#### Source material
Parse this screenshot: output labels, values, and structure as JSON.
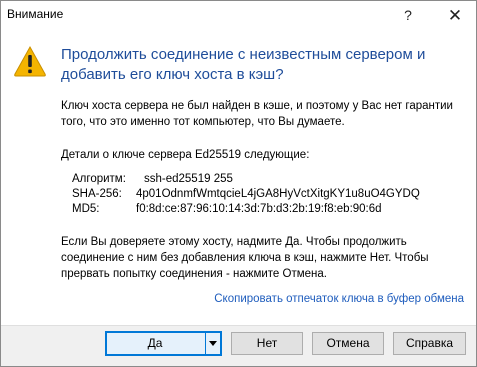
{
  "window": {
    "title": "Внимание",
    "help_glyph": "?",
    "close_glyph": "✕"
  },
  "icon": "warning-icon",
  "heading": {
    "line1": "Продолжить соединение с неизвестным сервером и",
    "line2": "добавить его ключ хоста в кэш?"
  },
  "message": {
    "line1": "Ключ хоста сервера не был найден в кэше, и поэтому у Вас нет гарантии",
    "line2": "того, что это именно тот компьютер, что Вы думаете."
  },
  "details": {
    "intro": "Детали о ключе сервера Ed25519 следующие:",
    "algorithm_label": "Алгоритм:",
    "algorithm_value": "ssh-ed25519 255",
    "sha256_label": "SHA-256:",
    "sha256_value": "4p01OdnmfWmtqcieL4jGA8HyVctXitgKY1u8uO4GYDQ",
    "md5_label": "MD5:",
    "md5_value": "f0:8d:ce:87:96:10:14:3d:7b:d3:2b:19:f8:eb:90:6d"
  },
  "instructions": {
    "line1": "Если Вы доверяете этому хосту, надмите Да. Чтобы продолжить",
    "line2": "соединение с ним без добавления ключа в кэш, нажмите Нет. Чтобы",
    "line3": "прервать попытку соединения - нажмите Отмена."
  },
  "copy_link": "Скопировать отпечаток ключа в буфер обмена",
  "buttons": {
    "yes": "Да",
    "no": "Нет",
    "cancel": "Отмена",
    "help": "Справка"
  },
  "colors": {
    "heading": "#1f4d9a",
    "link": "#1f5dbd",
    "default_button_border": "#0078d7",
    "warning_fill": "#f4b400"
  }
}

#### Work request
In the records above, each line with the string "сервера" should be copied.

#### Exercise output
    "line1": "Ключ хоста сервера не был найден в кэше, и поэтому у Вас нет гарантии",
    "intro": "Детали о ключе сервера Ed25519 следующие:",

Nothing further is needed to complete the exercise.